The data collected by using quantitative technique is advantageous for the research work as it is reliable because it employs thorough observation and experiments. Also, it follows the pre-determined research goals and provides objective conclusions after analysing the numerical data gathered (Matveev, 2002).

However, it cannot be always considered accurate as the findings are usually limited and they are presented in the form of numerical data rather than describing the data elaborately. Further, it may be biased as it is based on a structured approach with standard questions and has low involvement of the targeted population (Learn higher, 2008).

QUALITATIVE RESEARCH

According to Bock and Sergeant (2002) qualitative research is concerned with understanding the collected data rather than focussing on the numerical interpretations. This research does not involve any numerical data and is focussed on analysing the behavioural aspect by conducting in-depth interviews with the subject involved (sample of population).

The qualitative research helps the researcher to tackle with the research problem with logical generalisation instead of focussing on statistical way of solving the problem. It is based on the criteria of credibility, dependability and confirmability. Credibility refers to recognizing and describing the subject matter accurately according to the literature and the population used in the research study. Dependability refers to the level of changes which are brought about by the emerging theory in context with the subject being studied. Confirmability highlights whether the data gathered is confirmed by the work of other established authors. (Harker, 2008).

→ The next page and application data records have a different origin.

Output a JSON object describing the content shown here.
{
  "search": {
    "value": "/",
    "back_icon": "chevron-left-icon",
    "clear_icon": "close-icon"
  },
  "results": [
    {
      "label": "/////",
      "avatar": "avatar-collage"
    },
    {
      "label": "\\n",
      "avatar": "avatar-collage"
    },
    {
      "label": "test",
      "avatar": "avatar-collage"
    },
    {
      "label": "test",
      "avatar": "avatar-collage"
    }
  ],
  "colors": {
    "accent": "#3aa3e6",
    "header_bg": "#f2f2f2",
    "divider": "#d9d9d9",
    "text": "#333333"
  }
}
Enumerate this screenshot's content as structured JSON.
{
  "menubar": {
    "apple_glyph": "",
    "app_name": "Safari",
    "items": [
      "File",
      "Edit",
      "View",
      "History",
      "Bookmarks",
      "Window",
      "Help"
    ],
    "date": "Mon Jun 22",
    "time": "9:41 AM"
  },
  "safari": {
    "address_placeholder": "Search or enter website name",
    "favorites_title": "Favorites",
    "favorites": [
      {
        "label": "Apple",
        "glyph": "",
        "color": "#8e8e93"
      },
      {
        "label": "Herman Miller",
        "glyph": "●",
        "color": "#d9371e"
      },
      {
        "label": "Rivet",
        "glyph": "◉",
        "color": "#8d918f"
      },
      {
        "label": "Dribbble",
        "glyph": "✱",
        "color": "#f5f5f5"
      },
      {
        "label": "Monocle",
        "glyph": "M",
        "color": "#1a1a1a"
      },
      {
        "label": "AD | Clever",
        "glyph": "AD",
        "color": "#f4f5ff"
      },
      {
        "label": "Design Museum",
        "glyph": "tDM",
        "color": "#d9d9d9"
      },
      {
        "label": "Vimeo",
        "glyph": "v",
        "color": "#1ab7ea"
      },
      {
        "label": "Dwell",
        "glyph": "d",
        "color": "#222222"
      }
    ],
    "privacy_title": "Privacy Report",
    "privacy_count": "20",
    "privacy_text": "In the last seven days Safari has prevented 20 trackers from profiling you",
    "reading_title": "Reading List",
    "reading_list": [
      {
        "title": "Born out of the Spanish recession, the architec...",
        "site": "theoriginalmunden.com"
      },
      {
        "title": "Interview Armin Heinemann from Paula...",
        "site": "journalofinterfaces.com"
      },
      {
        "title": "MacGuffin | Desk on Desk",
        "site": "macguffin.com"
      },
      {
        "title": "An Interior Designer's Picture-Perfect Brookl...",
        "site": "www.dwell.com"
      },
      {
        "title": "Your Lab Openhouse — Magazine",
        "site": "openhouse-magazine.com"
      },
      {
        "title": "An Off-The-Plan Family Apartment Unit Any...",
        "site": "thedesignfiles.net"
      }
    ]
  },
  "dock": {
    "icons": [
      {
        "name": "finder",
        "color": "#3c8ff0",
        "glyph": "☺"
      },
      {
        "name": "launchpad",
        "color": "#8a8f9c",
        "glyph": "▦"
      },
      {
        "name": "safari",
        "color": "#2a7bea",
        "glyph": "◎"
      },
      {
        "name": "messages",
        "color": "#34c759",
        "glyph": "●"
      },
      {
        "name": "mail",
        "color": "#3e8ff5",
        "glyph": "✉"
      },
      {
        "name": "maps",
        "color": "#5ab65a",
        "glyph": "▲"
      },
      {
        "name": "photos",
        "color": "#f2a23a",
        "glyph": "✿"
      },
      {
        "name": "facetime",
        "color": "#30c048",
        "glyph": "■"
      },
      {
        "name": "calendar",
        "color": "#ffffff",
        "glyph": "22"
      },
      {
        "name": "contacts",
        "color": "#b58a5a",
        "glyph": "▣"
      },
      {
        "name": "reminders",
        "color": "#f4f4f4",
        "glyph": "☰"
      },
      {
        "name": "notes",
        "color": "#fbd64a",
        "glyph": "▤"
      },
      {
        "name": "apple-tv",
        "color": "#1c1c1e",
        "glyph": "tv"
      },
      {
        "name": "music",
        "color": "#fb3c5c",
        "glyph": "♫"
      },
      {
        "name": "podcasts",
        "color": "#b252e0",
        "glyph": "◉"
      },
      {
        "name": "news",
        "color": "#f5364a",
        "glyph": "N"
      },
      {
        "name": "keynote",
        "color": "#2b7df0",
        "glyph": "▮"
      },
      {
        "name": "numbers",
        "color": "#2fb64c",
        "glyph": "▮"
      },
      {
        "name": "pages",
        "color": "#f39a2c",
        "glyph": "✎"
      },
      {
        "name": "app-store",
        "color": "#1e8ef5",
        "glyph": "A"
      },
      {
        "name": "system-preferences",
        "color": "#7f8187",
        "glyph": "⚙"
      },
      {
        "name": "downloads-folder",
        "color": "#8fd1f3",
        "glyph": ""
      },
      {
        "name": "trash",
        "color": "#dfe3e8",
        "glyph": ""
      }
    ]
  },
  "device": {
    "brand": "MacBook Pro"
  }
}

The researcher has used both qualitative and quantitative research in her research as it is crucial for this research work to adopt the mix of both the research methods. The researcher has used questionnaires to get the quantitative data to analyse the issues faced by women entrepreneurs in India. On the other hand, in depth interview has been conducted by the researcher with a women entrepreneur using interview method (using qualitative approach).

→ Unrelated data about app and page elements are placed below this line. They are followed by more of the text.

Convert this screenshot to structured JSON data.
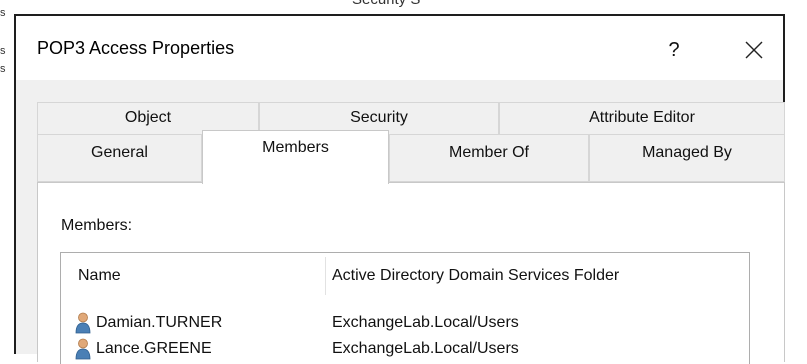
{
  "background": {
    "partial_text": "Security S",
    "edge_marks": [
      "s",
      "s",
      "s"
    ]
  },
  "dialog": {
    "title": "POP3 Access Properties",
    "help_label": "?",
    "close_icon": "close-icon"
  },
  "tabs": {
    "row1": [
      "Object",
      "Security",
      "Attribute Editor"
    ],
    "row2": [
      "General",
      "Members",
      "Member Of",
      "Managed By"
    ],
    "active": "Members"
  },
  "members": {
    "label": "Members:",
    "columns": [
      "Name",
      "Active Directory Domain Services Folder"
    ],
    "rows": [
      {
        "name": "Damian.TURNER",
        "folder": "ExchangeLab.Local/Users",
        "icon": "user-icon"
      },
      {
        "name": "Lance.GREENE",
        "folder": "ExchangeLab.Local/Users",
        "icon": "user-icon"
      }
    ]
  },
  "colors": {
    "dialog_border": "#1e1e1e",
    "dialog_bg": "#f0f0f0",
    "panel_bg": "#ffffff",
    "user_icon_head": "#e0a878",
    "user_icon_body": "#4a7fb5"
  }
}
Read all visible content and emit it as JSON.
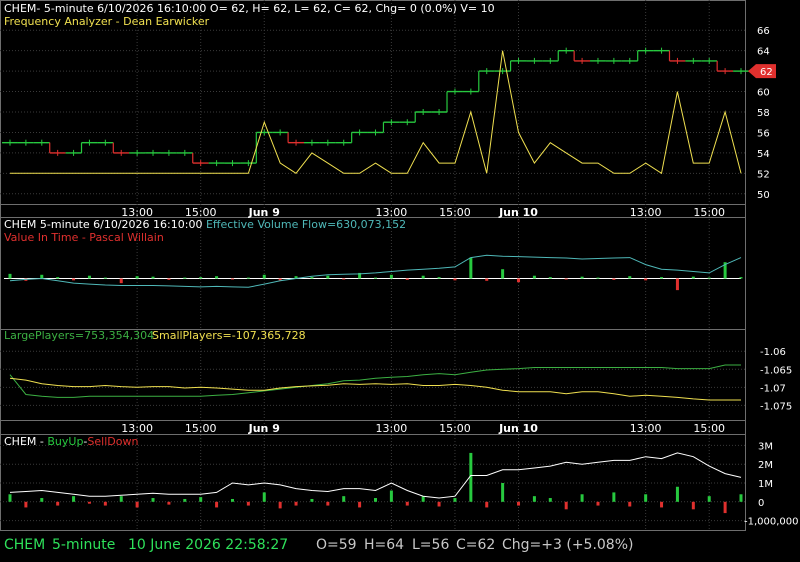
{
  "colors": {
    "background": "#000000",
    "grid": "#3a3a3a",
    "frame": "#6e6e6e",
    "up": "#27c93f",
    "down": "#e0302e",
    "yellow": "#f0e050",
    "cyan": "#4fb8b8",
    "green_line": "#3cb043",
    "white": "#ffffff",
    "status_green": "#2ee05a",
    "price_tag": "#e0302e"
  },
  "x_axis": {
    "tick_labels": [
      "13:00",
      "15:00",
      "Jun 9",
      "13:00",
      "15:00",
      "Jun 10",
      "13:00",
      "15:00"
    ],
    "tick_bold": [
      false,
      false,
      true,
      false,
      false,
      true,
      false,
      false
    ],
    "tick_index": [
      8,
      12,
      16,
      24,
      28,
      32,
      40,
      44
    ],
    "bar_count": 47
  },
  "panel1": {
    "header_line1": "CHEM- 5-minute 6/10/2026 16:10:00 O= 62, H= 62, L= 62, C= 62, Chg= 0 (0.0%) V= 10",
    "header_line2": "Frequency Analyzer - Dean Earwicker",
    "y_ticks": [
      "66",
      "64",
      "62",
      "60",
      "58",
      "56",
      "54",
      "52",
      "50"
    ],
    "last_price_label": "62",
    "chart_data": {
      "type": "line",
      "title": "",
      "ylim": [
        49,
        67
      ],
      "price_steps": [
        55,
        55,
        55,
        54,
        54,
        55,
        55,
        54,
        54,
        54,
        54,
        54,
        53,
        53,
        53,
        53,
        56,
        56,
        55,
        55,
        55,
        55,
        56,
        56,
        57,
        57,
        58,
        58,
        60,
        60,
        62,
        62,
        63,
        63,
        63,
        64,
        63,
        63,
        63,
        63,
        64,
        64,
        63,
        63,
        63,
        62,
        62
      ],
      "frequency": [
        52,
        52,
        52,
        52,
        52,
        52,
        52,
        52,
        52,
        52,
        52,
        52,
        52,
        52,
        52,
        52,
        57,
        53,
        52,
        54,
        53,
        52,
        52,
        53,
        52,
        52,
        55,
        53,
        53,
        58,
        52,
        64,
        56,
        53,
        55,
        54,
        53,
        53,
        52,
        52,
        53,
        52,
        60,
        53,
        53,
        58,
        52
      ]
    }
  },
  "panel2": {
    "header_line1_a": "CHEM 5-minute  6/10/2026 16:10:00 ",
    "header_line1_b": "Effective Volume Flow=630,073,152",
    "header_line2": "Value In Time - Pascal Willain",
    "chart_data": {
      "type": "line",
      "title": "",
      "ylim": [
        -1,
        1
      ],
      "histogram": [
        0.1,
        -0.05,
        0.08,
        0.03,
        -0.04,
        0.06,
        0.02,
        -0.1,
        0.05,
        0.04,
        -0.03,
        0.02,
        0.03,
        0.05,
        -0.02,
        0.02,
        0.08,
        -0.04,
        0.05,
        0.03,
        0.06,
        -0.02,
        0.12,
        0.02,
        0.08,
        -0.03,
        0.06,
        0.03,
        -0.04,
        0.45,
        -0.05,
        0.2,
        -0.08,
        0.06,
        0.03,
        -0.02,
        0.04,
        0.02,
        -0.03,
        0.05,
        -0.04,
        0.03,
        -0.25,
        0.04,
        0.02,
        0.35,
        0.03
      ],
      "effective_volume_flow": [
        -0.05,
        -0.02,
        0.0,
        -0.05,
        -0.1,
        -0.12,
        -0.14,
        -0.15,
        -0.15,
        -0.15,
        -0.16,
        -0.17,
        -0.18,
        -0.17,
        -0.18,
        -0.19,
        -0.12,
        -0.05,
        0.0,
        0.05,
        0.08,
        0.09,
        0.1,
        0.12,
        0.15,
        0.18,
        0.2,
        0.22,
        0.25,
        0.45,
        0.5,
        0.48,
        0.47,
        0.46,
        0.45,
        0.44,
        0.42,
        0.43,
        0.44,
        0.45,
        0.3,
        0.2,
        0.18,
        0.15,
        0.12,
        0.3,
        0.45
      ]
    }
  },
  "panel3": {
    "label_large": "LargePlayers=753,354,304",
    "label_small": "SmallPlayers=-107,365,728",
    "y_ticks": [
      "-1.06",
      "-1.065",
      "-1.07",
      "-1.075"
    ],
    "chart_data": {
      "type": "line",
      "title": "",
      "ylim": [
        -1.0785,
        -1.0555
      ],
      "large_players": [
        -1.0665,
        -1.072,
        -1.0725,
        -1.0728,
        -1.0728,
        -1.0725,
        -1.0725,
        -1.0725,
        -1.0725,
        -1.0725,
        -1.0725,
        -1.0725,
        -1.0725,
        -1.0722,
        -1.072,
        -1.0715,
        -1.071,
        -1.0705,
        -1.07,
        -1.0695,
        -1.069,
        -1.0682,
        -1.068,
        -1.0675,
        -1.0672,
        -1.067,
        -1.0665,
        -1.0662,
        -1.0665,
        -1.0658,
        -1.0652,
        -1.065,
        -1.0648,
        -1.0645,
        -1.0645,
        -1.0645,
        -1.0645,
        -1.0645,
        -1.0645,
        -1.0645,
        -1.0645,
        -1.0645,
        -1.0648,
        -1.0648,
        -1.0648,
        -1.0638,
        -1.0638
      ],
      "small_players": [
        -1.0675,
        -1.068,
        -1.069,
        -1.0695,
        -1.0698,
        -1.0698,
        -1.0695,
        -1.0698,
        -1.07,
        -1.0698,
        -1.0698,
        -1.0702,
        -1.07,
        -1.0702,
        -1.0705,
        -1.0708,
        -1.0708,
        -1.0702,
        -1.0698,
        -1.0696,
        -1.0694,
        -1.069,
        -1.0692,
        -1.069,
        -1.0692,
        -1.069,
        -1.0695,
        -1.0695,
        -1.0692,
        -1.0695,
        -1.07,
        -1.0708,
        -1.0712,
        -1.0712,
        -1.0712,
        -1.0718,
        -1.0712,
        -1.0712,
        -1.0718,
        -1.0725,
        -1.0722,
        -1.0725,
        -1.0728,
        -1.0732,
        -1.0735,
        -1.0735,
        -1.0735
      ]
    }
  },
  "panel4": {
    "label_prefix": "CHEM - ",
    "label_buy": "BuyUp",
    "label_sep": "-",
    "label_sell": "SellDown",
    "y_ticks": [
      "3M",
      "2M",
      "1M",
      "0",
      "-1,000,000"
    ],
    "chart_data": {
      "type": "line",
      "title": "",
      "ylim": [
        -1500000,
        3500000
      ],
      "histogram": [
        400000,
        -300000,
        200000,
        -200000,
        300000,
        -100000,
        -200000,
        300000,
        -300000,
        200000,
        -150000,
        150000,
        250000,
        -300000,
        150000,
        -200000,
        500000,
        -350000,
        -200000,
        150000,
        -200000,
        300000,
        -300000,
        200000,
        600000,
        -200000,
        300000,
        -250000,
        200000,
        2600000,
        -300000,
        1000000,
        -200000,
        300000,
        200000,
        -400000,
        400000,
        -200000,
        500000,
        -250000,
        400000,
        -300000,
        800000,
        -400000,
        300000,
        -600000,
        400000
      ],
      "cumulative": [
        500000,
        550000,
        600000,
        500000,
        400000,
        300000,
        300000,
        350000,
        400000,
        450000,
        400000,
        400000,
        400000,
        500000,
        1000000,
        900000,
        1000000,
        900000,
        700000,
        600000,
        550000,
        700000,
        700000,
        600000,
        1000000,
        600000,
        300000,
        200000,
        300000,
        1400000,
        1400000,
        1700000,
        1700000,
        1800000,
        1900000,
        2100000,
        2000000,
        2100000,
        2200000,
        2200000,
        2400000,
        2300000,
        2600000,
        2400000,
        1900000,
        1500000,
        1300000
      ]
    }
  },
  "status": {
    "symbol": "CHEM",
    "interval": "5-minute",
    "datetime": "10 June 2026 22:58:27",
    "open": "O=59",
    "high": "H=64",
    "low": "L=56",
    "close": "C=62",
    "change": "Chg=+3 (+5.08%)"
  }
}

3.5.5 DATA COLLECTION METHODS

There are two types of data, namely, primary and secondary data. Collection of data is an integral part for acquiring answer for the research question and to meet the objectives (Saunder et al, 2007). Types of data and various data collection techniques are represented with the help of Figure 4

SECONDARY DATA

Secondary data is the data collected by the knowledge and information from the data which has been initially collected and published by others. (Kurtz, 2008). This data can be used by the researcher for "descriptive and explanatory research" and it is further divided in various types. The secondary data used can be either raw, unpublished data or can be work which has already been published (Kervin, 1999).

It helps the researcher by providing him/her with the opportunity to study the existing literature in the area where they want to conduct his/her own research. The researcher also gains in depth knowledge about the subject which is to be studied in the research work. Therefore, it helps the researcher to have sufficient understanding of the research problem and provides answer to solve the same. Furthermore, after obtaining the information and after analysing it, the researcher is able to get new ideas which can be used to get primary data (Day, 2008).

Benefits

1. It saves time and cost of the researcher as the data is collected by books, journals and internet. It is beneficial for the researcher as there is minimum effort involved on his part.

2. It is of assistance when the information related to previous events is needed by the researcher as it is not possible to collect that data using primary research.

Therefore, the researcher has gathered the secondary information by using sources like books, peer-reviewed and up to date journals (proquest and emerald), searching online websites which are reliable. The researcher went through many books on Women entrepreneurship in India and other countries to get a proper understanding of the topic and has used many journals, as they are timely updated and periodically published. Also, many websites working for the benefits of women and other government websites were also used for gathering data which can be termed as genuine and free from any bias.